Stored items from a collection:
####

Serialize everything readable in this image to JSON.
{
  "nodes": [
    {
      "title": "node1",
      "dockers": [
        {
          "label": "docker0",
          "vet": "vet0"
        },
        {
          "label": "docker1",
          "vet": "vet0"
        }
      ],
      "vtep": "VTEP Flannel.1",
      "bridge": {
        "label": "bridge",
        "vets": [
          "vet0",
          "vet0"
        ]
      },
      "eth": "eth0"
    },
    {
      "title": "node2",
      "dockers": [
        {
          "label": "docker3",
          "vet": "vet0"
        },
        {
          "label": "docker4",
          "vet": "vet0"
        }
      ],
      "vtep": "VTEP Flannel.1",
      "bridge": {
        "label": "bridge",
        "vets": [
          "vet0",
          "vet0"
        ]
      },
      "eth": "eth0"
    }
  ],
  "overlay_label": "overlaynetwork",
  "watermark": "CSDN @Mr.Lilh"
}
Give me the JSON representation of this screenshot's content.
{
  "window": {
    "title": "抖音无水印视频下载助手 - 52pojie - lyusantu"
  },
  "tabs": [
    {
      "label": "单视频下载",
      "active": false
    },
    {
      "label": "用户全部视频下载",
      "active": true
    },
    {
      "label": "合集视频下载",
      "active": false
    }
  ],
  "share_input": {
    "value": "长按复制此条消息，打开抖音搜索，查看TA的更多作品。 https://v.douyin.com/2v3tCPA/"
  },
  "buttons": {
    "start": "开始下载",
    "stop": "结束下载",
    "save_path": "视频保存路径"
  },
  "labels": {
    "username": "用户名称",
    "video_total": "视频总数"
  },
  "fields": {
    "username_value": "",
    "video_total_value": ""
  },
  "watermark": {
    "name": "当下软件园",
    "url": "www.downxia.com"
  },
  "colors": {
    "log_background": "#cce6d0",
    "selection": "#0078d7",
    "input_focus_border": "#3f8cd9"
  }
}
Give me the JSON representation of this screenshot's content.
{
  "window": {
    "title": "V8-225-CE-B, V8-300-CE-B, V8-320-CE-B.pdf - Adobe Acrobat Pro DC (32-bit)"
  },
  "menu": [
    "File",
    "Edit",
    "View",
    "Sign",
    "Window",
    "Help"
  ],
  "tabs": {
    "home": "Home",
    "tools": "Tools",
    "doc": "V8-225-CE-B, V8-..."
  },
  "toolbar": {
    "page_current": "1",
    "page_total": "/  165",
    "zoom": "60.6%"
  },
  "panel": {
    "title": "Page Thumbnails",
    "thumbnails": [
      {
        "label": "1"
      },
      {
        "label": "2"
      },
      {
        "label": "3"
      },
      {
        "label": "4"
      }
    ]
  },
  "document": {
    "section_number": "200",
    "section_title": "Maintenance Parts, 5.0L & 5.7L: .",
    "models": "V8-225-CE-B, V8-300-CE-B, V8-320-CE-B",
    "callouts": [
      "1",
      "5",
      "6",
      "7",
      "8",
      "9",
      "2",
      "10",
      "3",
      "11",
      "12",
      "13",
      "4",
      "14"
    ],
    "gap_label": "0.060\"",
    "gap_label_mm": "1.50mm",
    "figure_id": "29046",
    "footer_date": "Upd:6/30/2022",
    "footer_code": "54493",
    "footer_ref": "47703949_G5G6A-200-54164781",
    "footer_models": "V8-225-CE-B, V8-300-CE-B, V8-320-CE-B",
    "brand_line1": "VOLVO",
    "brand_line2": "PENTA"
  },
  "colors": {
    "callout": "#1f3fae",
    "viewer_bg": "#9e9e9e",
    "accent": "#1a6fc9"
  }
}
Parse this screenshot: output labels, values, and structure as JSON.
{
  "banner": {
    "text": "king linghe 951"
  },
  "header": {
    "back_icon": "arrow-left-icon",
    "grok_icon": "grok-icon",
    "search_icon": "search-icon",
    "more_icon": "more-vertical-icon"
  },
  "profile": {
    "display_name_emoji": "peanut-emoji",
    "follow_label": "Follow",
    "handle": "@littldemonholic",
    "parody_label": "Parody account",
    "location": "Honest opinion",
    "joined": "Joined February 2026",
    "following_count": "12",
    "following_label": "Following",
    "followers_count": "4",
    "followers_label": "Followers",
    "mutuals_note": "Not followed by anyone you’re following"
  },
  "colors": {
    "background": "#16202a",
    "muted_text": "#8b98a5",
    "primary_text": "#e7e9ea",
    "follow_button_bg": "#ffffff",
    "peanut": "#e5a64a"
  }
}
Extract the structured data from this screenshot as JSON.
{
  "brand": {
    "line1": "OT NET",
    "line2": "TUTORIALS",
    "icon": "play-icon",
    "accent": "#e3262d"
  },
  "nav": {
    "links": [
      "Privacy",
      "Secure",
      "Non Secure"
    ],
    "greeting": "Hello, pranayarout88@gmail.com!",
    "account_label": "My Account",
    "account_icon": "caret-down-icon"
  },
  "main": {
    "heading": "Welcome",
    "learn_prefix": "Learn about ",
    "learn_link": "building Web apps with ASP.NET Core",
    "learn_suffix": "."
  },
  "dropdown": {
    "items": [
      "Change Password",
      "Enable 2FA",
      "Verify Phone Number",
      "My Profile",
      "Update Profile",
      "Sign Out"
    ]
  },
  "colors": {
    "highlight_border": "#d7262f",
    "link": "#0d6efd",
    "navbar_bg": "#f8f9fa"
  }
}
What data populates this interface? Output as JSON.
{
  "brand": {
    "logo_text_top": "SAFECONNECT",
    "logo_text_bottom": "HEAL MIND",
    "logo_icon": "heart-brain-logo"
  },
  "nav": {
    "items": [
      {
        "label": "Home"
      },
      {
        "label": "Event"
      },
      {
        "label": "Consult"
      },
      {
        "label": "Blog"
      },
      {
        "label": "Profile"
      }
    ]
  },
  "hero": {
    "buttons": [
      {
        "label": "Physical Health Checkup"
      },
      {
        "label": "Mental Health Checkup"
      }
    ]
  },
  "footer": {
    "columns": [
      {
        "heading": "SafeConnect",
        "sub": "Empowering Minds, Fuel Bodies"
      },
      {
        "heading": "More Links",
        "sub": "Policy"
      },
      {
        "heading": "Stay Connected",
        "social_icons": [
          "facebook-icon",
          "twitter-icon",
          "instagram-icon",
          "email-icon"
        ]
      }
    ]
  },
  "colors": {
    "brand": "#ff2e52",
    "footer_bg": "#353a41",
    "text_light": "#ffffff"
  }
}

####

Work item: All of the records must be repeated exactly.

Task answer:
Serialize everything readable in this image to JSON.
{
  "nodes": [
    {
      "title": "node1",
      "dockers": [
        {
          "label": "docker0",
          "vet": "vet0"
        },
        {
          "label": "docker1",
          "vet": "vet0"
        }
      ],
      "vtep": "VTEP Flannel.1",
      "bridge": {
        "label": "bridge",
        "vets": [
          "vet0",
          "vet0"
        ]
      },
      "eth": "eth0"
    },
    {
      "title": "node2",
      "dockers": [
        {
          "label": "docker3",
          "vet": "vet0"
        },
        {
          "label": "docker4",
          "vet": "vet0"
        }
      ],
      "vtep": "VTEP Flannel.1",
      "bridge": {
        "label": "bridge",
        "vets": [
          "vet0",
          "vet0"
        ]
      },
      "eth": "eth0"
    }
  ],
  "overlay_label": "overlaynetwork",
  "watermark": "CSDN @Mr.Lilh"
}
Give me the JSON representation of this screenshot's content.
{
  "window": {
    "title": "抖音无水印视频下载助手 - 52pojie - lyusantu"
  },
  "tabs": [
    {
      "label": "单视频下载",
      "active": false
    },
    {
      "label": "用户全部视频下载",
      "active": true
    },
    {
      "label": "合集视频下载",
      "active": false
    }
  ],
  "share_input": {
    "value": "长按复制此条消息，打开抖音搜索，查看TA的更多作品。 https://v.douyin.com/2v3tCPA/"
  },
  "buttons": {
    "start": "开始下载",
    "stop": "结束下载",
    "save_path": "视频保存路径"
  },
  "labels": {
    "username": "用户名称",
    "video_total": "视频总数"
  },
  "fields": {
    "username_value": "",
    "video_total_value": ""
  },
  "watermark": {
    "name": "当下软件园",
    "url": "www.downxia.com"
  },
  "colors": {
    "log_background": "#cce6d0",
    "selection": "#0078d7",
    "input_focus_border": "#3f8cd9"
  }
}
Give me the JSON representation of this screenshot's content.
{
  "window": {
    "title": "V8-225-CE-B, V8-300-CE-B, V8-320-CE-B.pdf - Adobe Acrobat Pro DC (32-bit)"
  },
  "menu": [
    "File",
    "Edit",
    "View",
    "Sign",
    "Window",
    "Help"
  ],
  "tabs": {
    "home": "Home",
    "tools": "Tools",
    "doc": "V8-225-CE-B, V8-..."
  },
  "toolbar": {
    "page_current": "1",
    "page_total": "/  165",
    "zoom": "60.6%"
  },
  "panel": {
    "title": "Page Thumbnails",
    "thumbnails": [
      {
        "label": "1"
      },
      {
        "label": "2"
      },
      {
        "label": "3"
      },
      {
        "label": "4"
      }
    ]
  },
  "document": {
    "section_number": "200",
    "section_title": "Maintenance Parts, 5.0L & 5.7L: .",
    "models": "V8-225-CE-B, V8-300-CE-B, V8-320-CE-B",
    "callouts": [
      "1",
      "5",
      "6",
      "7",
      "8",
      "9",
      "2",
      "10",
      "3",
      "11",
      "12",
      "13",
      "4",
      "14"
    ],
    "gap_label": "0.060\"",
    "gap_label_mm": "1.50mm",
    "figure_id": "29046",
    "footer_date": "Upd:6/30/2022",
    "footer_code": "54493",
    "footer_ref": "47703949_G5G6A-200-54164781",
    "footer_models": "V8-225-CE-B, V8-300-CE-B, V8-320-CE-B",
    "brand_line1": "VOLVO",
    "brand_line2": "PENTA"
  },
  "colors": {
    "callout": "#1f3fae",
    "viewer_bg": "#9e9e9e",
    "accent": "#1a6fc9"
  }
}
Parse this screenshot: output labels, values, and structure as JSON.
{
  "banner": {
    "text": "king linghe 951"
  },
  "header": {
    "back_icon": "arrow-left-icon",
    "grok_icon": "grok-icon",
    "search_icon": "search-icon",
    "more_icon": "more-vertical-icon"
  },
  "profile": {
    "display_name_emoji": "peanut-emoji",
    "follow_label": "Follow",
    "handle": "@littldemonholic",
    "parody_label": "Parody account",
    "location": "Honest opinion",
    "joined": "Joined February 2026",
    "following_count": "12",
    "following_label": "Following",
    "followers_count": "4",
    "followers_label": "Followers",
    "mutuals_note": "Not followed by anyone you’re following"
  },
  "colors": {
    "background": "#16202a",
    "muted_text": "#8b98a5",
    "primary_text": "#e7e9ea",
    "follow_button_bg": "#ffffff",
    "peanut": "#e5a64a"
  }
}
Extract the structured data from this screenshot as JSON.
{
  "brand": {
    "line1": "OT NET",
    "line2": "TUTORIALS",
    "icon": "play-icon",
    "accent": "#e3262d"
  },
  "nav": {
    "links": [
      "Privacy",
      "Secure",
      "Non Secure"
    ],
    "greeting": "Hello, pranayarout88@gmail.com!",
    "account_label": "My Account",
    "account_icon": "caret-down-icon"
  },
  "main": {
    "heading": "Welcome",
    "learn_prefix": "Learn about ",
    "learn_link": "building Web apps with ASP.NET Core",
    "learn_suffix": "."
  },
  "dropdown": {
    "items": [
      "Change Password",
      "Enable 2FA",
      "Verify Phone Number",
      "My Profile",
      "Update Profile",
      "Sign Out"
    ]
  },
  "colors": {
    "highlight_border": "#d7262f",
    "link": "#0d6efd",
    "navbar_bg": "#f8f9fa"
  }
}
What data populates this interface? Output as JSON.
{
  "brand": {
    "logo_text_top": "SAFECONNECT",
    "logo_text_bottom": "HEAL MIND",
    "logo_icon": "heart-brain-logo"
  },
  "nav": {
    "items": [
      {
        "label": "Home"
      },
      {
        "label": "Event"
      },
      {
        "label": "Consult"
      },
      {
        "label": "Blog"
      },
      {
        "label": "Profile"
      }
    ]
  },
  "hero": {
    "buttons": [
      {
        "label": "Physical Health Checkup"
      },
      {
        "label": "Mental Health Checkup"
      }
    ]
  },
  "footer": {
    "columns": [
      {
        "heading": "SafeConnect",
        "sub": "Empowering Minds, Fuel Bodies"
      },
      {
        "heading": "More Links",
        "sub": "Policy"
      },
      {
        "heading": "Stay Connected",
        "social_icons": [
          "facebook-icon",
          "twitter-icon",
          "instagram-icon",
          "email-icon"
        ]
      }
    ]
  },
  "colors": {
    "brand": "#ff2e52",
    "footer_bg": "#353a41",
    "text_light": "#ffffff"
  }
}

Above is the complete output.